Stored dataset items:
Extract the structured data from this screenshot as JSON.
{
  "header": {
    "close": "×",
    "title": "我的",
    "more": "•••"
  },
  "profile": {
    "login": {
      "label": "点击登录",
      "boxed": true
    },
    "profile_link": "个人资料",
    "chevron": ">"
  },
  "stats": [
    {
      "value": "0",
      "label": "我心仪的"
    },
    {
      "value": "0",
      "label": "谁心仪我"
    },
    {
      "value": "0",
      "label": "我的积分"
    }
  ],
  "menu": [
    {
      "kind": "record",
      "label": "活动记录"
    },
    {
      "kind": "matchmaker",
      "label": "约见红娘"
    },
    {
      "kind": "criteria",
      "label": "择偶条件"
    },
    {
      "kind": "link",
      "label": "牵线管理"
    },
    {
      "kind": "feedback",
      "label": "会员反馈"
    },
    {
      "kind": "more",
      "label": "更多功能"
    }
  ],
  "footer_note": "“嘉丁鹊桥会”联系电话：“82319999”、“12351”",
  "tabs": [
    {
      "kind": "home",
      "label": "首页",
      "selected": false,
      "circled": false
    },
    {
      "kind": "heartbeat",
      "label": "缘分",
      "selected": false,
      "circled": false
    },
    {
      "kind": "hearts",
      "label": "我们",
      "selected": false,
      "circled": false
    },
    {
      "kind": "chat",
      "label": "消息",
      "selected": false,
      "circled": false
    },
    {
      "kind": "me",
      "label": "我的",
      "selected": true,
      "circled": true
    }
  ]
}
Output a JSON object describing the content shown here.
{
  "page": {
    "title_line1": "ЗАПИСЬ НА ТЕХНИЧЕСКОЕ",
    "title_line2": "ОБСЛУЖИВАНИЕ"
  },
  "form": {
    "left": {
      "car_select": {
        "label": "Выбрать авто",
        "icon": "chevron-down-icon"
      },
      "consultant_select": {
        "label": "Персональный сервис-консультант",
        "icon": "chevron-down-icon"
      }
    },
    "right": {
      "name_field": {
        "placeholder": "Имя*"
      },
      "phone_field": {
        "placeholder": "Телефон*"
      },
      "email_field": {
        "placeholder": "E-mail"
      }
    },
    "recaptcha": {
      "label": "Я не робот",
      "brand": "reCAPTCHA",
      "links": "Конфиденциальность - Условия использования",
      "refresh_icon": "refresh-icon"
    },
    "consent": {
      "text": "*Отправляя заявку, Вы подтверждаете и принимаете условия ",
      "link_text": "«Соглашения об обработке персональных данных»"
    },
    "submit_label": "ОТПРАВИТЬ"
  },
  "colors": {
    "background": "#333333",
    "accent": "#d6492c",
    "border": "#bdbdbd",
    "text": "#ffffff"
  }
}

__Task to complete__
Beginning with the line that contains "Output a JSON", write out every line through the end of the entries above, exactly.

__Task result__
Output a JSON object describing the content shown here.
{
  "page": {
    "title_line1": "ЗАПИСЬ НА ТЕХНИЧЕСКОЕ",
    "title_line2": "ОБСЛУЖИВАНИЕ"
  },
  "form": {
    "left": {
      "car_select": {
        "label": "Выбрать авто",
        "icon": "chevron-down-icon"
      },
      "consultant_select": {
        "label": "Персональный сервис-консультант",
        "icon": "chevron-down-icon"
      }
    },
    "right": {
      "name_field": {
        "placeholder": "Имя*"
      },
      "phone_field": {
        "placeholder": "Телефон*"
      },
      "email_field": {
        "placeholder": "E-mail"
      }
    },
    "recaptcha": {
      "label": "Я не робот",
      "brand": "reCAPTCHA",
      "links": "Конфиденциальность - Условия использования",
      "refresh_icon": "refresh-icon"
    },
    "consent": {
      "text": "*Отправляя заявку, Вы подтверждаете и принимаете условия ",
      "link_text": "«Соглашения об обработке персональных данных»"
    },
    "submit_label": "ОТПРАВИТЬ"
  },
  "colors": {
    "background": "#333333",
    "accent": "#d6492c",
    "border": "#bdbdbd",
    "text": "#ffffff"
  }
}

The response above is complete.